The present study was designed to quantitate the interaction between the decrease in target tissue insulin action seen in subjects with Type II diabetes and the mass action effect of glucose exerted via the prevailing hyperglycemic state. To this end, euglycemic glucose clamp studies were performed in 26 control subjects using insulin infusion rates of 15, 40, 120, 240, and 1,200 mU/M2 per min and in 10 Type II diabetic subjects using insulin infusion rates of 120 and 1,200 mU/M2 per min. The results of these euglycemic studies indicated that insulin-stimulated peripheral glucose disposal was decreased in the Type II diabetics due to a combined receptor (rightward shift in the dose-response curve) and postreceptor defect in insulin action (decreased maximal response), whereas the decrease in insulin-mediated suppression of hepatic glucose output (HGO) was consistent with a defect in insulin binding (rightward shift in dose-response curve). Hyperglycemic glucose clamp studies were also performed in the Type II diabetics at their respective fasting serum glucose levels (mean [+/- SE] 280 +/- 17 mg/dl) employing insulin infusion rates of 15, 40, 120, and 1,200 mU/M2 per min.
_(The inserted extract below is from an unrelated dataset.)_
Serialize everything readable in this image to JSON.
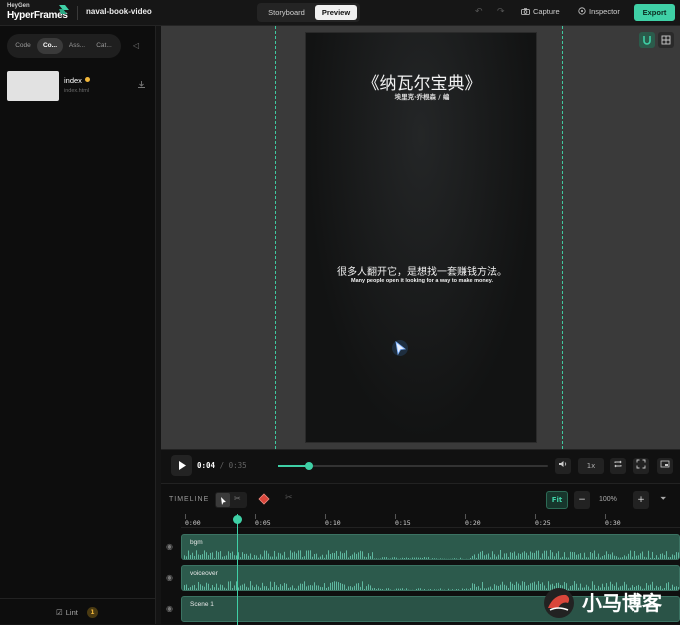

In the presence of their basal level of hyperglycemia, the noninsulin-dependent diabetes mellitus (NIDDM) subjects exhibited rates of overall glucose disposal that were similar to those observed in control subjects studied at euglycemia at similar steady state insulin concentrations. This suggests that in Type II diabetics, the mass action effect of glucose partially compensates for the marked decrease in insulin-stimulated glucose uptake observed under euglycemic conditions. However, even in the presence of hyperglycemia, insulin levels below 100 microU/ml had little effect and maximally effective insulin levels increased peripheral glucose disposal only 2.8-fold (142 +/- 7-413 +/- 47 mg/M2 per min) above basal in the Type II diabetics, compared with a sixfold increase (75 +/- 4-419 +/- 34 mg/M2 per min) in the control subjects studied at euglycemia. Thus, the severe insulin resistance that is a characteristic feature of NIDDM remains apparent. Basal HGO was elevated in the NIDDM subjects (157 +/- 6 vs. 76 +/- 4 mg/M2 per min for controls) and a high degree of correlation was found between the basal rate of HGO and the fasting glucose level (r = 0.80, P less than 0.01). The presence of hyperglycemia augmented insulin-mediated suppression of HGO, but did not restore it to normal. We concluded that: (a) in the presence of basal hyperglycemia, physiologic insulin levels exerts a diminished effect to suppress HGO and stimulate peripheral glucose disposal in NIDDM; (b) basal HGO is elevated in untreated Type II diabetics, and this may serve to maintain the level of hyperglycemia required to compensate for the decrease in peripheral insulin action; and (c) fasting hyperglycemia exerts a suppressive effect on HGO but does not completely compensate for the decrease in hepatic insulin action in Type II diabetics.